For the listing below, give the count of lines containing the string "Button" and nothing else.

PROVIDED MATERIAL

————

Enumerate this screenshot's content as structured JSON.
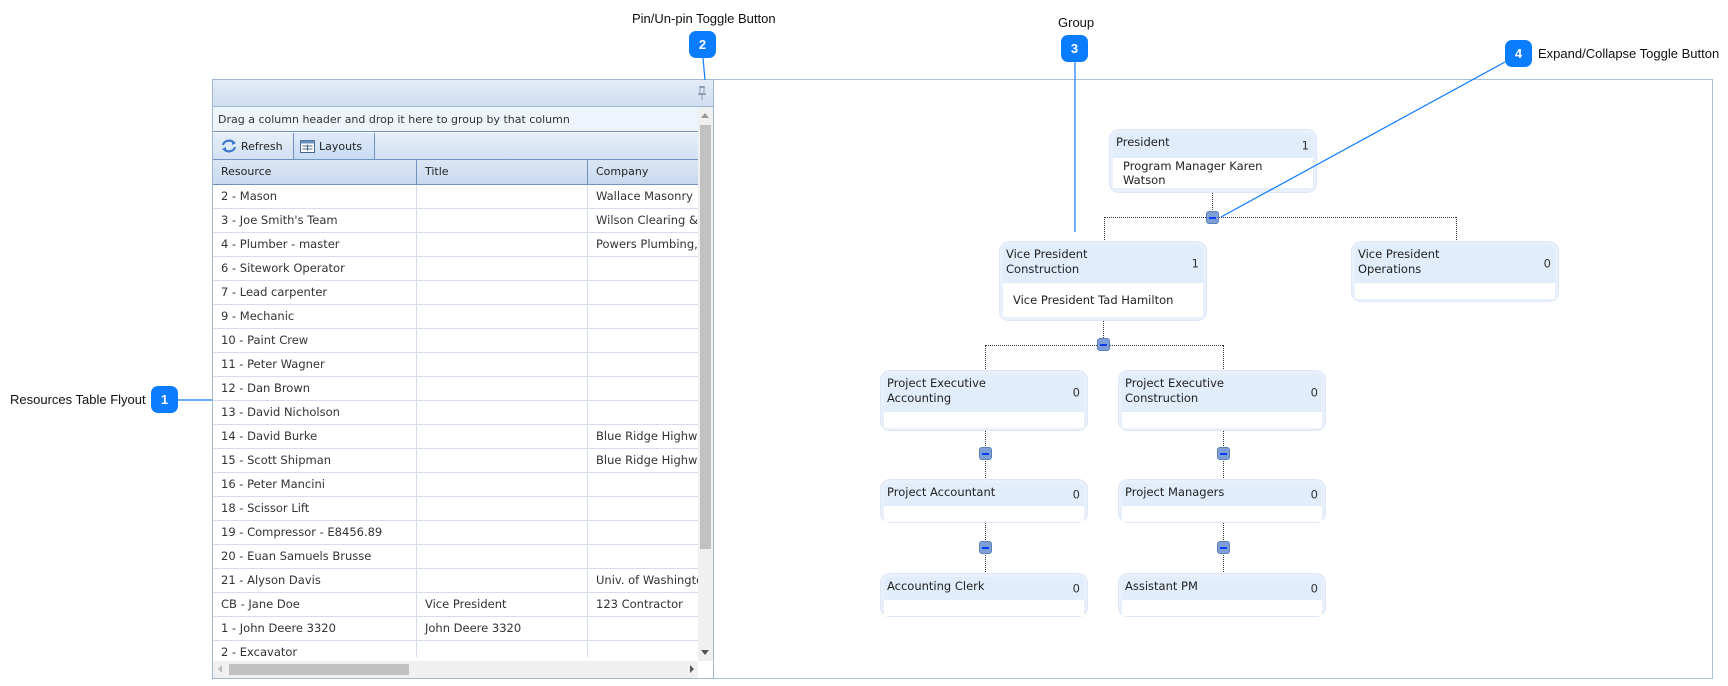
{
  "annotations": [
    {
      "number": "1",
      "label": "Resources Table Flyout"
    },
    {
      "number": "2",
      "label": "Pin/Un-pin Toggle Button"
    },
    {
      "number": "3",
      "label": "Group"
    },
    {
      "number": "4",
      "label": "Expand/Collapse Toggle Button"
    }
  ],
  "accent_color": "#0a7cff",
  "panel": {
    "pin_icon": "pushpin-icon",
    "group_hint": "Drag a column header and drop it here to group by that column",
    "toolbar": {
      "refresh_label": "Refresh",
      "layouts_label": "Layouts"
    },
    "columns": [
      "Resource",
      "Title",
      "Company"
    ],
    "rows": [
      {
        "resource": "2 - Mason",
        "title": "",
        "company": "Wallace Masonry"
      },
      {
        "resource": "3 - Joe Smith's Team",
        "title": "",
        "company": "Wilson Clearing & D"
      },
      {
        "resource": "4 - Plumber - master",
        "title": "",
        "company": "Powers Plumbing, In"
      },
      {
        "resource": "6 - Sitework Operator",
        "title": "",
        "company": ""
      },
      {
        "resource": "7 - Lead carpenter",
        "title": "",
        "company": ""
      },
      {
        "resource": "9 - Mechanic",
        "title": "",
        "company": ""
      },
      {
        "resource": "10 - Paint Crew",
        "title": "",
        "company": ""
      },
      {
        "resource": "11 - Peter Wagner",
        "title": "",
        "company": ""
      },
      {
        "resource": "12 - Dan Brown",
        "title": "",
        "company": ""
      },
      {
        "resource": "13 - David Nicholson",
        "title": "",
        "company": ""
      },
      {
        "resource": "14 - David Burke",
        "title": "",
        "company": "Blue Ridge Highway"
      },
      {
        "resource": "15 - Scott Shipman",
        "title": "",
        "company": "Blue Ridge Highway"
      },
      {
        "resource": "16 - Peter Mancini",
        "title": "",
        "company": ""
      },
      {
        "resource": "18 - Scissor Lift",
        "title": "",
        "company": ""
      },
      {
        "resource": "19 - Compressor - E8456.89",
        "title": "",
        "company": ""
      },
      {
        "resource": "20 - Euan Samuels Brusse",
        "title": "",
        "company": ""
      },
      {
        "resource": "21 - Alyson Davis",
        "title": "",
        "company": "Univ. of Washington"
      },
      {
        "resource": "CB - Jane Doe",
        "title": "Vice President",
        "company": "123 Contractor"
      },
      {
        "resource": "1 - John Deere 3320",
        "title": "John Deere 3320",
        "company": ""
      },
      {
        "resource": "2 - Excavator",
        "title": "",
        "company": ""
      }
    ]
  },
  "org_chart": {
    "nodes": {
      "president": {
        "title": "President",
        "count": "1",
        "member": "Program Manager Karen Watson"
      },
      "vp_construction": {
        "title": "Vice President Construction",
        "count": "1",
        "member": "Vice President Tad Hamilton"
      },
      "vp_operations": {
        "title": "Vice President Operations",
        "count": "0",
        "member": ""
      },
      "pe_accounting": {
        "title": "Project Executive Accounting",
        "count": "0",
        "member": ""
      },
      "pe_construction": {
        "title": "Project Executive Construction",
        "count": "0",
        "member": ""
      },
      "project_accountant": {
        "title": "Project Accountant",
        "count": "0",
        "member": ""
      },
      "project_managers": {
        "title": "Project Managers",
        "count": "0",
        "member": ""
      },
      "accounting_clerk": {
        "title": "Accounting Clerk",
        "count": "0",
        "member": ""
      },
      "assistant_pm": {
        "title": "Assistant PM",
        "count": "0",
        "member": ""
      }
    }
  }
}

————

SOLUTION
2